§ **Task item**
One number is the whole answer: how many lines of the records include "Solution".

§ **Web page and app entries**

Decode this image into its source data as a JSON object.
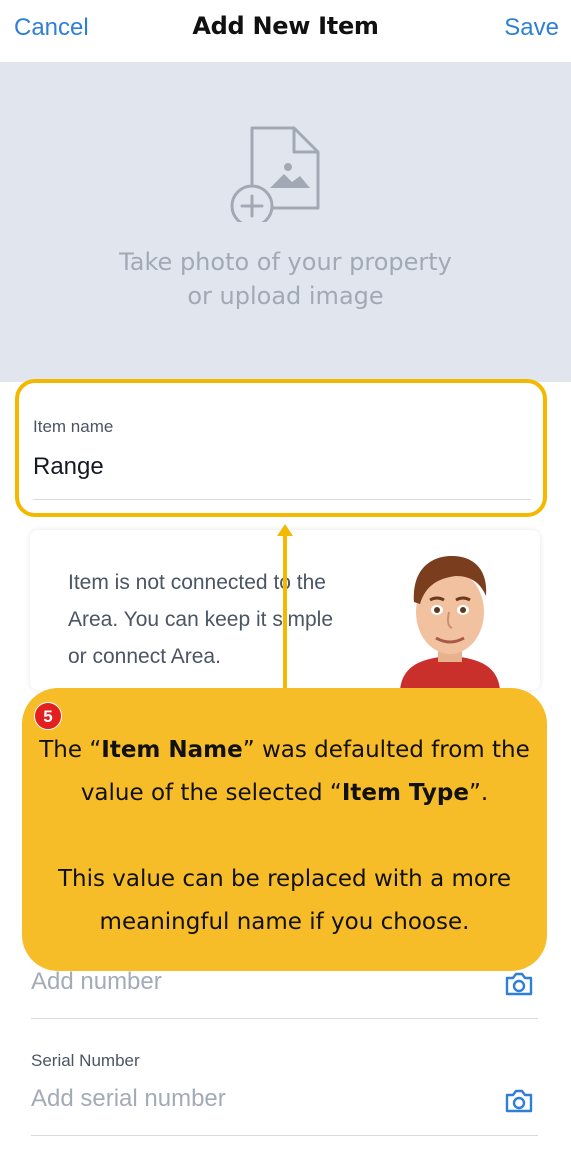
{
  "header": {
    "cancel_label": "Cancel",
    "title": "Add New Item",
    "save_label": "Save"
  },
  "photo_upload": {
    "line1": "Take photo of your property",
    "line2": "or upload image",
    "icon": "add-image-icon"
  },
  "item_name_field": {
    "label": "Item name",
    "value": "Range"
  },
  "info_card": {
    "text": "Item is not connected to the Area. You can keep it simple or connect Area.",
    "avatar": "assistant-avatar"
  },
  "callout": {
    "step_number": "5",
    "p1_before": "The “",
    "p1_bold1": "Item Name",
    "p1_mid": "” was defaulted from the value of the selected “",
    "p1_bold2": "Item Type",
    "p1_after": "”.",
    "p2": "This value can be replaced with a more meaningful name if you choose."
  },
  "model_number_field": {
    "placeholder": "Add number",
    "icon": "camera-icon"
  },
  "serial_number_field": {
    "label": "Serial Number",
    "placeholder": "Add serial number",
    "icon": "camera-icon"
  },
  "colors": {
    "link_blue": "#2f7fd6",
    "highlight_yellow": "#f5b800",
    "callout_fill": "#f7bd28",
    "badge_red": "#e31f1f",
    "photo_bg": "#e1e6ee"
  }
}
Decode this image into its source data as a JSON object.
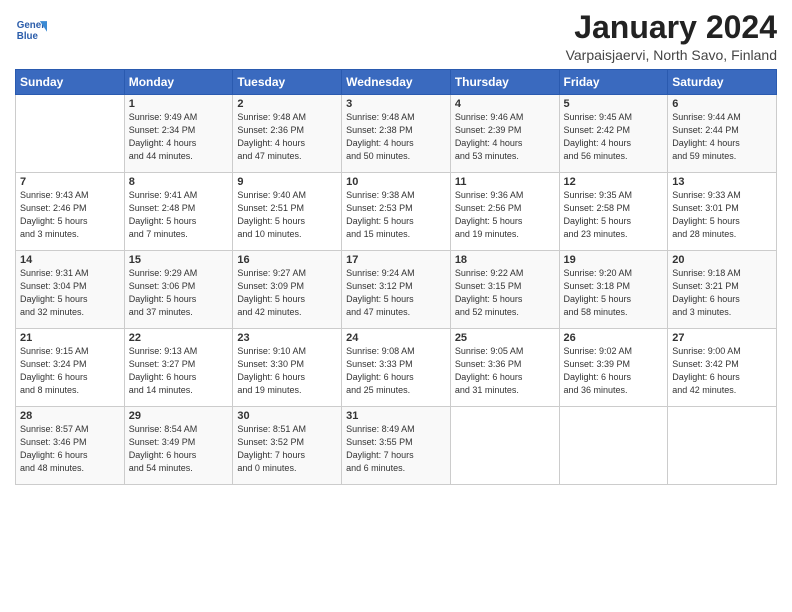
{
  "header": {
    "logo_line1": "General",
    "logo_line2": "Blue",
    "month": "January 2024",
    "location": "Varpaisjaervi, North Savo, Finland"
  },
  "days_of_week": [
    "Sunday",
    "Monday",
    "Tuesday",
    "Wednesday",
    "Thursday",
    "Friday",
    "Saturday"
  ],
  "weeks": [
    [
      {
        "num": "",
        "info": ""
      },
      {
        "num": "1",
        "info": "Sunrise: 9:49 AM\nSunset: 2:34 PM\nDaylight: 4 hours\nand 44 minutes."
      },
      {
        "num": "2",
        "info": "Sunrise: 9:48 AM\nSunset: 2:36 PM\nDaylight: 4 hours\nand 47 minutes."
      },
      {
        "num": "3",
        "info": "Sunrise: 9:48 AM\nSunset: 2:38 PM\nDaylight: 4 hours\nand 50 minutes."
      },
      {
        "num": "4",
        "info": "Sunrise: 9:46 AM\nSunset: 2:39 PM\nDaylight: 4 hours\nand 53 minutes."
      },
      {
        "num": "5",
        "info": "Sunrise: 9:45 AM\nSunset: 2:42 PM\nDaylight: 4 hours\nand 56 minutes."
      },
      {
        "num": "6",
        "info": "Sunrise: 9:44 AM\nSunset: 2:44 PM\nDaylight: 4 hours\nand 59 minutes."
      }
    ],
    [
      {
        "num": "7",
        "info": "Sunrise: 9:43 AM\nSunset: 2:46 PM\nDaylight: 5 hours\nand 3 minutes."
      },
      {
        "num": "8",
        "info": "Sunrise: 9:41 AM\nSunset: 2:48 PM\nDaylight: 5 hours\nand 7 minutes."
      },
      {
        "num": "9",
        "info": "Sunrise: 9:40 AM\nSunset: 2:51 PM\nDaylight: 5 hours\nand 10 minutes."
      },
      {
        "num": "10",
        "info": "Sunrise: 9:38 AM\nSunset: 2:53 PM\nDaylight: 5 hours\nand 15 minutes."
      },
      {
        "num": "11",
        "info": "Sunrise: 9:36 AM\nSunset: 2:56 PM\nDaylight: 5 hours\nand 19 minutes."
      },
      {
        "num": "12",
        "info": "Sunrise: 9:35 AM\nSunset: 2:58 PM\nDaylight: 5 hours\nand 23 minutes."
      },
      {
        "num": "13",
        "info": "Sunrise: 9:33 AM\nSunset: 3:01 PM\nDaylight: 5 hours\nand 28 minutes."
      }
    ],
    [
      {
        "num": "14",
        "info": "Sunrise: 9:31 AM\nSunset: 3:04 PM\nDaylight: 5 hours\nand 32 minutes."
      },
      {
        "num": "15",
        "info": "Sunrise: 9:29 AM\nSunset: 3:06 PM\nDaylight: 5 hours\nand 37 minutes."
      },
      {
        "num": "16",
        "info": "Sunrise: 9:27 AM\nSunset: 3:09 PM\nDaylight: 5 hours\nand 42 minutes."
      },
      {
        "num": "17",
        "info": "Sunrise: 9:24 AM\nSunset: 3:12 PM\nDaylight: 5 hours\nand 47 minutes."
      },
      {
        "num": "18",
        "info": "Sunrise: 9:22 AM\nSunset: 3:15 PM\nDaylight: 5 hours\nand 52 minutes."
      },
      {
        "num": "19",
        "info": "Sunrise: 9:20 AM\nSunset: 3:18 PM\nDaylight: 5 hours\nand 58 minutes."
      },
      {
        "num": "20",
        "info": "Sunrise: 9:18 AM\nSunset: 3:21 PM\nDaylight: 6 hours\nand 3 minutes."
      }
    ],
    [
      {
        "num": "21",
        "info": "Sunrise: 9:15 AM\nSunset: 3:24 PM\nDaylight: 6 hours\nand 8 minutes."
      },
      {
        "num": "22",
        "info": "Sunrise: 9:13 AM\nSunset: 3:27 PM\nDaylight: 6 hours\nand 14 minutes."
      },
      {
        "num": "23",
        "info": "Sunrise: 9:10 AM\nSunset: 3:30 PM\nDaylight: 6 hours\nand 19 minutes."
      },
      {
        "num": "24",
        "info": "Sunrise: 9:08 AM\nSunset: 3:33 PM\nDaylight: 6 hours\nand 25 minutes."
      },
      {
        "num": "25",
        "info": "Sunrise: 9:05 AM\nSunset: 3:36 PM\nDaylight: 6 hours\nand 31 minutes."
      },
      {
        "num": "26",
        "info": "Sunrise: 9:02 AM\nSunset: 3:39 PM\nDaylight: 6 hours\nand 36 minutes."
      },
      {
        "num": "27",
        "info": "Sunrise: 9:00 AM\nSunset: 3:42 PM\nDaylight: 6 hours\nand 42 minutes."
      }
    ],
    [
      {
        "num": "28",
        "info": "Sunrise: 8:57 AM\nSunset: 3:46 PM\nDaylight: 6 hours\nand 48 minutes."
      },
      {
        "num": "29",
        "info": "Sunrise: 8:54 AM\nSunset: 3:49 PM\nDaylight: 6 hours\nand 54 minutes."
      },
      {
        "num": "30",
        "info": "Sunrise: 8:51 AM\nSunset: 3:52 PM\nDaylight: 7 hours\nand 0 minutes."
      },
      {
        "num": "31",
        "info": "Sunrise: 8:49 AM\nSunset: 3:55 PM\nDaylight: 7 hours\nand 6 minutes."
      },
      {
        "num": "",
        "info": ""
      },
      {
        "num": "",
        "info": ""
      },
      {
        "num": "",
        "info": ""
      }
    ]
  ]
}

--

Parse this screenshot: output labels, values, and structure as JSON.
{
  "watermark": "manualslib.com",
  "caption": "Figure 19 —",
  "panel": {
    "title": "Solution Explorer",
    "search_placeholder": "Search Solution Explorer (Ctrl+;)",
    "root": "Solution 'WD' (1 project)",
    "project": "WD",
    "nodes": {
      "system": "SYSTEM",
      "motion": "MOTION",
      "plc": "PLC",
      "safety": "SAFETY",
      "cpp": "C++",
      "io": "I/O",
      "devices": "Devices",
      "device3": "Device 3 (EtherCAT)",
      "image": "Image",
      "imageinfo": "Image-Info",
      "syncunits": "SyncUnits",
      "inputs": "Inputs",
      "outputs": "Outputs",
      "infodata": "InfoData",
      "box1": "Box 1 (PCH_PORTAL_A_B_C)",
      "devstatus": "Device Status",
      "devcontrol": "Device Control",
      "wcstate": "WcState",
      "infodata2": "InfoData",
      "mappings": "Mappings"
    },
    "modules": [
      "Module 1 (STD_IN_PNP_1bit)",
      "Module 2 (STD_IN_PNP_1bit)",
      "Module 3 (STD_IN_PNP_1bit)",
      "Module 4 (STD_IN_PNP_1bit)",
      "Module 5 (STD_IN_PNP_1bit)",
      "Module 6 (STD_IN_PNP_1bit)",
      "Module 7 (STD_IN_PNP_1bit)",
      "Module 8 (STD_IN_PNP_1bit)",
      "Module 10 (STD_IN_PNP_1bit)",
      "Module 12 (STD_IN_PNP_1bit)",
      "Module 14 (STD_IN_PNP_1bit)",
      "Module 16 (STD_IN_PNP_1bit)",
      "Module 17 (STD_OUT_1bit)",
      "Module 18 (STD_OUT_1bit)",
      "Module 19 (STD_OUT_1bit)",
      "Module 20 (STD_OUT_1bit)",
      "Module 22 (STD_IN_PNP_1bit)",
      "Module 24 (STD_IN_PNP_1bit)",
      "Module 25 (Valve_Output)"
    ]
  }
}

§ **Final answer**
3